╭──
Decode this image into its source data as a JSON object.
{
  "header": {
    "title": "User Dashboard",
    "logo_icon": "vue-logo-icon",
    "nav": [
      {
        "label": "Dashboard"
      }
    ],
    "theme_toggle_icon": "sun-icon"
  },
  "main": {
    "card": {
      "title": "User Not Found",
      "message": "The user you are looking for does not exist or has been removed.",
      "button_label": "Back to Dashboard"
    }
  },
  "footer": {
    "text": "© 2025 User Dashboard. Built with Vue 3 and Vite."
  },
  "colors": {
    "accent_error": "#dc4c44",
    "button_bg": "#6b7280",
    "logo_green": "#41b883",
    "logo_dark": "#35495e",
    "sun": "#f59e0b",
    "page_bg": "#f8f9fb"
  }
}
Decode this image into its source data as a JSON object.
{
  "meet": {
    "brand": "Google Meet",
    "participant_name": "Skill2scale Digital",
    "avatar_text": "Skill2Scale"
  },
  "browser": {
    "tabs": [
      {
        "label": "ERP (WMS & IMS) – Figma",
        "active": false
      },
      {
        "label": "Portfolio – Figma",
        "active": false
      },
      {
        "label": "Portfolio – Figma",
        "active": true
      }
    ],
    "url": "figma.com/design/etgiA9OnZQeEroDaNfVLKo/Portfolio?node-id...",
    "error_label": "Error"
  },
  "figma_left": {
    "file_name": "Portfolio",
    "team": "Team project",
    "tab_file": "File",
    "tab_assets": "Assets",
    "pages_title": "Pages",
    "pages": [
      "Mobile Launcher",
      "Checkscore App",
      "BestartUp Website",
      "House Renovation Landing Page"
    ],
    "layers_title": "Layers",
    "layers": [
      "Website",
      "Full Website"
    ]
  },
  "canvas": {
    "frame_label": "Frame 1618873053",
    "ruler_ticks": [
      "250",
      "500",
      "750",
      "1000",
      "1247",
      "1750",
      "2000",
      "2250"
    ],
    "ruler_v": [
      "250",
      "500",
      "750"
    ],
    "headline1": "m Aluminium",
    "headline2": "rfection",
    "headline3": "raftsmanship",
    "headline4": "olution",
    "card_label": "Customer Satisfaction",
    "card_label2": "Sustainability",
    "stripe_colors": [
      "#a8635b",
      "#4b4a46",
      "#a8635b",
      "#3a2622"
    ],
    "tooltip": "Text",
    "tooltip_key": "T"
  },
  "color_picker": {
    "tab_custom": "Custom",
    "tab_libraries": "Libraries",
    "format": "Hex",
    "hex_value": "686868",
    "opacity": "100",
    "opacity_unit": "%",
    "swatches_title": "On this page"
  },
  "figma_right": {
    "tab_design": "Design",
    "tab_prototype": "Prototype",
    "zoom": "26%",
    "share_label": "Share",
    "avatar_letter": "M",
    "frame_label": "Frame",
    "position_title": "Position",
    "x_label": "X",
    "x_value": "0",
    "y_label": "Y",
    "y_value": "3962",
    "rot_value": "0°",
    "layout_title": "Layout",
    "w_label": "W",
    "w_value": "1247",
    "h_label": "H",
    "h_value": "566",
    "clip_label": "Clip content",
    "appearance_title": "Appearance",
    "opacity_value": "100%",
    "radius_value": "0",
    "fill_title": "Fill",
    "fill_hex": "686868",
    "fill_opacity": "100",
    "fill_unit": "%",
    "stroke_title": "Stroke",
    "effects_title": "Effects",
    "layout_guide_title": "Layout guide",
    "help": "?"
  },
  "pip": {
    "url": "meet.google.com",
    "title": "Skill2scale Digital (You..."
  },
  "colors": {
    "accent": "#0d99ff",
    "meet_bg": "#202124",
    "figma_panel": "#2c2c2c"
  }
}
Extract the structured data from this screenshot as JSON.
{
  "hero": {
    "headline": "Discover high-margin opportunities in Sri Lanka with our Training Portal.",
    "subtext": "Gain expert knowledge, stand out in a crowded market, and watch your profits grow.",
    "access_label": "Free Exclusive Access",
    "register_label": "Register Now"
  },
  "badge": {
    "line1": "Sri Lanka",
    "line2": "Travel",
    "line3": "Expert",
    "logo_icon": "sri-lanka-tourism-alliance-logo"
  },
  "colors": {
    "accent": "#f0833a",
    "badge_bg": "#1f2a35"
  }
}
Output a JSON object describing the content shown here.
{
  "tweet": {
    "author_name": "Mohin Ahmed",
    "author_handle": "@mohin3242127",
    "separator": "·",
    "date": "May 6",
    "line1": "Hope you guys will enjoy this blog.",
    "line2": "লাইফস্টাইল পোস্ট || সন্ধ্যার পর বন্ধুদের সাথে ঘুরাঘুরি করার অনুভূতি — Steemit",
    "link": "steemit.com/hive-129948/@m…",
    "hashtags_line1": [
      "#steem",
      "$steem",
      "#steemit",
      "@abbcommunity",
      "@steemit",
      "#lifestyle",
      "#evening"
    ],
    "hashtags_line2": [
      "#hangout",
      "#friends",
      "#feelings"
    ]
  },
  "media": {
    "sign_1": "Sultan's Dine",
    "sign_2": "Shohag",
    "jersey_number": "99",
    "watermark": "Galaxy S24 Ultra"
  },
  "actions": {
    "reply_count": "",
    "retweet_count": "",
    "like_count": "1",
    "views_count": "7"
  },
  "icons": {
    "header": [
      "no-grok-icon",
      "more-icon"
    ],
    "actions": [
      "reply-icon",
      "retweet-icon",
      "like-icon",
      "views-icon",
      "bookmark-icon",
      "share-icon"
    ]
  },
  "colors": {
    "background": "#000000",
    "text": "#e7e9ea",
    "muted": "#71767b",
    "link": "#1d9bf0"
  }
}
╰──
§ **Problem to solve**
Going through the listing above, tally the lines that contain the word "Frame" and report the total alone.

§ **Solved exercise**
2